> **Work order**
What follows is a set of records, each of which is to be written out exactly.

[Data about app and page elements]
►
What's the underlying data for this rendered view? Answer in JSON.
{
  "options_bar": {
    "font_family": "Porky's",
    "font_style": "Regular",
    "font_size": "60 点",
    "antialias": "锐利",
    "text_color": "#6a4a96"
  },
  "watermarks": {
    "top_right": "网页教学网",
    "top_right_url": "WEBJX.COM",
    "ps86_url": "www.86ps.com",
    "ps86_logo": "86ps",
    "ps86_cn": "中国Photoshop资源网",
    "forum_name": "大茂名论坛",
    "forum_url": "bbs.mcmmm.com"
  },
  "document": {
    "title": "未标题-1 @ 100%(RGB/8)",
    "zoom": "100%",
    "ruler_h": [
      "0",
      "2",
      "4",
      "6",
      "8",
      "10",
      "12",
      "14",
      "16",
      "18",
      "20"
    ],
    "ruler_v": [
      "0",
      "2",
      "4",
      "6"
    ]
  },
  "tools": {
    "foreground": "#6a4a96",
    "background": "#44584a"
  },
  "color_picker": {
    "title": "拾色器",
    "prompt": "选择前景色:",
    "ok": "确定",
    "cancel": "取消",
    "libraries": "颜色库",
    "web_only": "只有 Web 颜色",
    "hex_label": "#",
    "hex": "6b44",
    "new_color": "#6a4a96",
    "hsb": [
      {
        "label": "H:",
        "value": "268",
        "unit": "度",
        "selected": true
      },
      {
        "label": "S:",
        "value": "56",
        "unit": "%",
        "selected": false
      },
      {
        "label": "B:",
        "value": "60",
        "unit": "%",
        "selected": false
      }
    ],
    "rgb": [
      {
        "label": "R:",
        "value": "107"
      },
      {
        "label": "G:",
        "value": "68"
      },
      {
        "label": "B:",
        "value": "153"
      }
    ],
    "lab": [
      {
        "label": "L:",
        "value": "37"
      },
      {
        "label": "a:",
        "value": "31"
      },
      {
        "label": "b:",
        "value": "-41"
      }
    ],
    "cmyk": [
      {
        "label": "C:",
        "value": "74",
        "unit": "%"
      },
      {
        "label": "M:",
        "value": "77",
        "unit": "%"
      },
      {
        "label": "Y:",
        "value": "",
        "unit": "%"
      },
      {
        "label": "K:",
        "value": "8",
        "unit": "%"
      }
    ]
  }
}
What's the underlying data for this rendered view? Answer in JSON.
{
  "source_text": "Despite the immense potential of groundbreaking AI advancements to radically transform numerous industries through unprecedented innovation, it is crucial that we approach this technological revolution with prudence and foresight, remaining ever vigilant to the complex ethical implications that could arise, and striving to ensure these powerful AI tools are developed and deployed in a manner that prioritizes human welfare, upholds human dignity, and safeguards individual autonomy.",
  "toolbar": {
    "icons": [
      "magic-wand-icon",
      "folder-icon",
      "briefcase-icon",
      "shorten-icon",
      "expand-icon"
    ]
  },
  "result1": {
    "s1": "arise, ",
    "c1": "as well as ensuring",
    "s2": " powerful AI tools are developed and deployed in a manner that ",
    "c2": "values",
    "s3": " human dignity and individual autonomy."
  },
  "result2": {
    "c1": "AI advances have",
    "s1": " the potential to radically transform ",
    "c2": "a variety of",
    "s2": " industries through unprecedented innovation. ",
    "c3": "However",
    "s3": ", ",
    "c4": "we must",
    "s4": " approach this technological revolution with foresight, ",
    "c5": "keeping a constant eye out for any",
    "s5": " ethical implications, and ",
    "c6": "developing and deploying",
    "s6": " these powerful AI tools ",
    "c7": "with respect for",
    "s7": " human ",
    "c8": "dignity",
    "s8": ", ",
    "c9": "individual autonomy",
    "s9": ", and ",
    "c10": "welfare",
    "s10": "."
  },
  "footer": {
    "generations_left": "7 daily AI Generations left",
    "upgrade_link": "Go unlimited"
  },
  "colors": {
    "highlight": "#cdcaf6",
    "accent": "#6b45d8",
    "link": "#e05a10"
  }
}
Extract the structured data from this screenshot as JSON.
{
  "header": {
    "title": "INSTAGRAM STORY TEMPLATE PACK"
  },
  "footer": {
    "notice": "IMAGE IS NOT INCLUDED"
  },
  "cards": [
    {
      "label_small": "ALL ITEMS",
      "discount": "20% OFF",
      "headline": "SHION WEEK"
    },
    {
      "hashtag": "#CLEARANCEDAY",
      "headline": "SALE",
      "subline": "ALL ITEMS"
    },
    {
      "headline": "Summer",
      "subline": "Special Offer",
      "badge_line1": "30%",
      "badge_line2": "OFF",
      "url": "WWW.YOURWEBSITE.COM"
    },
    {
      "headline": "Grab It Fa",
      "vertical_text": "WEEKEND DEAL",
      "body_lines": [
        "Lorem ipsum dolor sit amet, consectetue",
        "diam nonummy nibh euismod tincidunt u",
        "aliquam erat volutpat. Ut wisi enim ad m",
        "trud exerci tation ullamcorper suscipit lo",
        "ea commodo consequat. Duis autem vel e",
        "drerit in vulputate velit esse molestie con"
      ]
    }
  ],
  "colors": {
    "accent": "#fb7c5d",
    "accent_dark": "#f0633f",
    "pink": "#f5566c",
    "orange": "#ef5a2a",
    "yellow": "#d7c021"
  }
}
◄
> **Expected answer**
What's the underlying data for this rendered view? Answer in JSON.
{
  "options_bar": {
    "font_family": "Porky's",
    "font_style": "Regular",
    "font_size": "60 点",
    "antialias": "锐利",
    "text_color": "#6a4a96"
  },
  "watermarks": {
    "top_right": "网页教学网",
    "top_right_url": "WEBJX.COM",
    "ps86_url": "www.86ps.com",
    "ps86_logo": "86ps",
    "ps86_cn": "中国Photoshop资源网",
    "forum_name": "大茂名论坛",
    "forum_url": "bbs.mcmmm.com"
  },
  "document": {
    "title": "未标题-1 @ 100%(RGB/8)",
    "zoom": "100%",
    "ruler_h": [
      "0",
      "2",
      "4",
      "6",
      "8",
      "10",
      "12",
      "14",
      "16",
      "18",
      "20"
    ],
    "ruler_v": [
      "0",
      "2",
      "4",
      "6"
    ]
  },
  "tools": {
    "foreground": "#6a4a96",
    "background": "#44584a"
  },
  "color_picker": {
    "title": "拾色器",
    "prompt": "选择前景色:",
    "ok": "确定",
    "cancel": "取消",
    "libraries": "颜色库",
    "web_only": "只有 Web 颜色",
    "hex_label": "#",
    "hex": "6b44",
    "new_color": "#6a4a96",
    "hsb": [
      {
        "label": "H:",
        "value": "268",
        "unit": "度",
        "selected": true
      },
      {
        "label": "S:",
        "value": "56",
        "unit": "%",
        "selected": false
      },
      {
        "label": "B:",
        "value": "60",
        "unit": "%",
        "selected": false
      }
    ],
    "rgb": [
      {
        "label": "R:",
        "value": "107"
      },
      {
        "label": "G:",
        "value": "68"
      },
      {
        "label": "B:",
        "value": "153"
      }
    ],
    "lab": [
      {
        "label": "L:",
        "value": "37"
      },
      {
        "label": "a:",
        "value": "31"
      },
      {
        "label": "b:",
        "value": "-41"
      }
    ],
    "cmyk": [
      {
        "label": "C:",
        "value": "74",
        "unit": "%"
      },
      {
        "label": "M:",
        "value": "77",
        "unit": "%"
      },
      {
        "label": "Y:",
        "value": "",
        "unit": "%"
      },
      {
        "label": "K:",
        "value": "8",
        "unit": "%"
      }
    ]
  }
}
What's the underlying data for this rendered view? Answer in JSON.
{
  "source_text": "Despite the immense potential of groundbreaking AI advancements to radically transform numerous industries through unprecedented innovation, it is crucial that we approach this technological revolution with prudence and foresight, remaining ever vigilant to the complex ethical implications that could arise, and striving to ensure these powerful AI tools are developed and deployed in a manner that prioritizes human welfare, upholds human dignity, and safeguards individual autonomy.",
  "toolbar": {
    "icons": [
      "magic-wand-icon",
      "folder-icon",
      "briefcase-icon",
      "shorten-icon",
      "expand-icon"
    ]
  },
  "result1": {
    "s1": "arise, ",
    "c1": "as well as ensuring",
    "s2": " powerful AI tools are developed and deployed in a manner that ",
    "c2": "values",
    "s3": " human dignity and individual autonomy."
  },
  "result2": {
    "c1": "AI advances have",
    "s1": " the potential to radically transform ",
    "c2": "a variety of",
    "s2": " industries through unprecedented innovation. ",
    "c3": "However",
    "s3": ", ",
    "c4": "we must",
    "s4": " approach this technological revolution with foresight, ",
    "c5": "keeping a constant eye out for any",
    "s5": " ethical implications, and ",
    "c6": "developing and deploying",
    "s6": " these powerful AI tools ",
    "c7": "with respect for",
    "s7": " human ",
    "c8": "dignity",
    "s8": ", ",
    "c9": "individual autonomy",
    "s9": ", and ",
    "c10": "welfare",
    "s10": "."
  },
  "footer": {
    "generations_left": "7 daily AI Generations left",
    "upgrade_link": "Go unlimited"
  },
  "colors": {
    "highlight": "#cdcaf6",
    "accent": "#6b45d8",
    "link": "#e05a10"
  }
}
Extract the structured data from this screenshot as JSON.
{
  "header": {
    "title": "INSTAGRAM STORY TEMPLATE PACK"
  },
  "footer": {
    "notice": "IMAGE IS NOT INCLUDED"
  },
  "cards": [
    {
      "label_small": "ALL ITEMS",
      "discount": "20% OFF",
      "headline": "SHION WEEK"
    },
    {
      "hashtag": "#CLEARANCEDAY",
      "headline": "SALE",
      "subline": "ALL ITEMS"
    },
    {
      "headline": "Summer",
      "subline": "Special Offer",
      "badge_line1": "30%",
      "badge_line2": "OFF",
      "url": "WWW.YOURWEBSITE.COM"
    },
    {
      "headline": "Grab It Fa",
      "vertical_text": "WEEKEND DEAL",
      "body_lines": [
        "Lorem ipsum dolor sit amet, consectetue",
        "diam nonummy nibh euismod tincidunt u",
        "aliquam erat volutpat. Ut wisi enim ad m",
        "trud exerci tation ullamcorper suscipit lo",
        "ea commodo consequat. Duis autem vel e",
        "drerit in vulputate velit esse molestie con"
      ]
    }
  ],
  "colors": {
    "accent": "#fb7c5d",
    "accent_dark": "#f0633f",
    "pink": "#f5566c",
    "orange": "#ef5a2a",
    "yellow": "#d7c021"
  }
}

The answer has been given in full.